  • Repair broken/cracked windows and shutters
  • Clean everything in and out of sight. Shampoo carpets and rugs and wax floors. Wash or brush walls.Wash windows and clean blinds/draperies. Remember the ‘white glove’ test.
  • Bathrooms are very important. These should be in sparkling condition including walls, floors, sinks etc. Check the shower recess is free of soap scum and have a look at your vanity; repair doors, knobs and water damaged sections.
  • In the kitchen clean up your countertops and cupboards, fix doors, handles and knobs, scrub out the “under sink” area and inside drawers.
  • Completely degrease the oven. Let the kitchen smell fresh and fragrant
  • Remove debris (dust, flies, moths etc.) from all light fixtures
  • Get rid of all stains and install new washers and dripping taps  
  • Repaint where needed. Freshly painted properties rent faster and to better tenants for more money.
  • Fill any ‘holes’ in your gardens with new plants
  • Check every light switch and bulb to ensure they all work correctly

The cleaner and better presented you make the property, the more likely you are to find a great tenant who will maintain the condition of the home.

Wednesday, 3 August 2016

Should I allow tenants to keep a pet?

Obedience training, vet bills, countless ‘mistakes’ and unconditional love. That’s pet ownership a feature of more Australian households than ever before. The Australian Veterinary Association conducted a study in 2013 to estimate that there were 25 million pets in Australia and that 5 million of the 7.6 million household had a pet.
Yikes! That’s 65% of all household in Australia that have a pet (and maybe more than one). In fact, you may have a pooch, friendly feline or feathered friend in your household. This also means that 65% of all tenants have pets.

So as a landlord, should you allow pets? Every landlord is faced with this very important question as they wonder if a tenant with a pet may damage their property more than a tenant without a pet. After almost three decades of managing properties in the south-west of Sydney we can say there is no evidence this assumption is based on fact.

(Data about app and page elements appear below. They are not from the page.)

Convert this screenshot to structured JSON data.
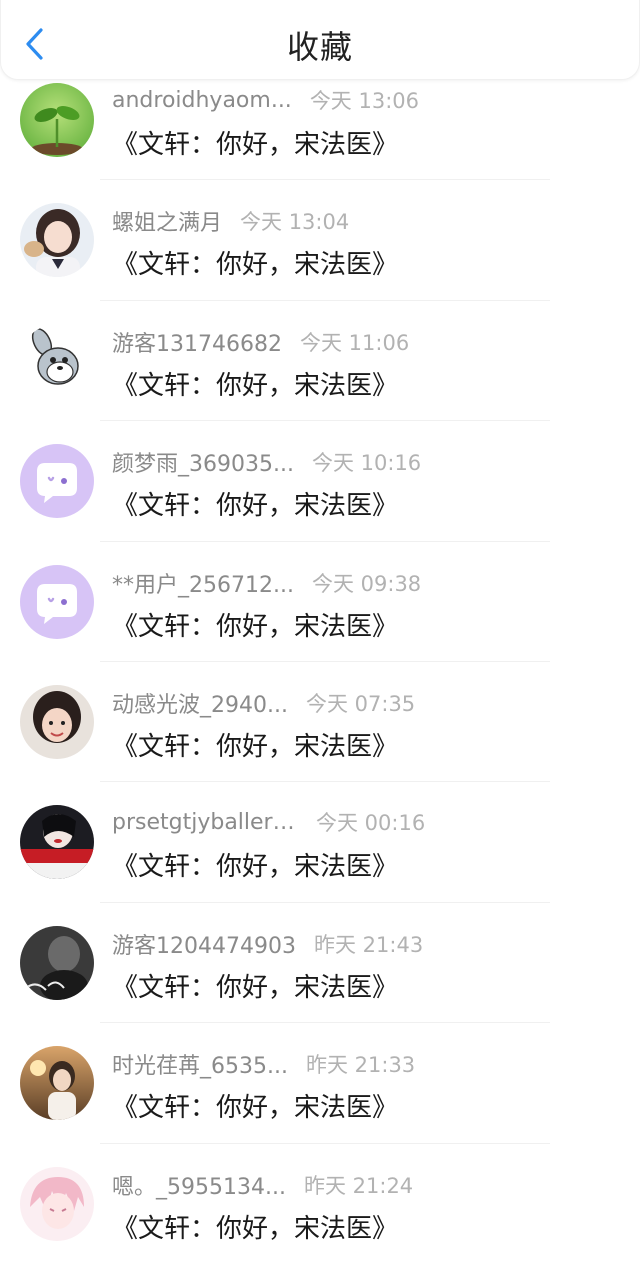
{
  "header": {
    "title": "收藏"
  },
  "items": [
    {
      "username": "androidhyaom...",
      "time": "今天 13:06",
      "book": "《文轩：你好，宋法医》",
      "avatar": "seedling-avatar"
    },
    {
      "username": "螺姐之满月",
      "time": "今天 13:04",
      "book": "《文轩：你好，宋法医》",
      "avatar": "girl-avatar"
    },
    {
      "username": "游客131746682",
      "time": "今天 11:06",
      "book": "《文轩：你好，宋法医》",
      "avatar": "cartoon-bunny-avatar"
    },
    {
      "username": "颜梦雨_369035...",
      "time": "今天 10:16",
      "book": "《文轩：你好，宋法医》",
      "avatar": "default-chat-avatar"
    },
    {
      "username": "**用户_256712...",
      "time": "今天 09:38",
      "book": "《文轩：你好，宋法医》",
      "avatar": "default-chat-avatar"
    },
    {
      "username": "动感光波_2940...",
      "time": "今天 07:35",
      "book": "《文轩：你好，宋法医》",
      "avatar": "child-avatar"
    },
    {
      "username": "prsetgtjyballeri...",
      "time": "今天 00:16",
      "book": "《文轩：你好，宋法医》",
      "avatar": "woman-red-avatar"
    },
    {
      "username": "游客1204474903",
      "time": "昨天 21:43",
      "book": "《文轩：你好，宋法医》",
      "avatar": "dark-bw-avatar"
    },
    {
      "username": "时光荏苒_6535...",
      "time": "昨天 21:33",
      "book": "《文轩：你好，宋法医》",
      "avatar": "sunset-girl-avatar"
    },
    {
      "username": "嗯。_5955134...",
      "time": "昨天 21:24",
      "book": "《文轩：你好，宋法医》",
      "avatar": "pink-anime-avatar"
    }
  ],
  "colors": {
    "accent": "#2d8cf0",
    "username": "#8a8a8a",
    "time": "#b2b2b2",
    "default_avatar_bg": "#d7c4f6"
  }
}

Certainly we have occasionally seen properties infested with fleas after a tenant with a pet vacates. Equally, we have seen properties left dirty and damaged by tenants without a pet. Luckily such circumstances are rare.

Importantly, however, this simple fact should be considered; if you elect not to allow tenants to have a pet you eliminate two-thirds of all available tenants in the marketplace, any one of whom may be your perfect tenant. When you turn your back on two-thirds of the market place you also extend the time it will take to find a tenant, perhaps by as much as two weeks. Two weeks rent, at $450.00 per week, is $900.00. A substantial loss for the sake of finding a tenant (who may still not be perfect) without a pet.

In all circumstances be assured Prudential Real Estate staff will always abide by your instructions. If you say you would like a tenant without a pet we will diligently pursue your goal until we find the best tenant for your property. Our primary aim is the success of your investment and for that reason we would be concerned about a decision that may cause you to lose two weeks rent.

More pet facts from the Australian Veterinary Association website ...
  • In 2013 there were estimated to be more than 25 million pets in Australia, with nearly 5 million of Australia's 7.6 million households home to pets. At 63%, Australia has one of the highest rates of pet ownership in the world.
  • Dogs are the most common pet, with 39% of households owning a dog. There are estimated to be 4.2 million pet dogs in Australia; 19 dogs for every 100 people.
  • Cats are the second most common pet, with 29% of households owning a cat. There are estimated to be 3.3 million pet cats in Australia; 15 cats for every 100 people.
  • Fish are the most numerous pet type, with a total population of 10.7 million. The number of birds is estimated to be 4.8 million, with a further 2.2 million other pets including small mammals and reptiles.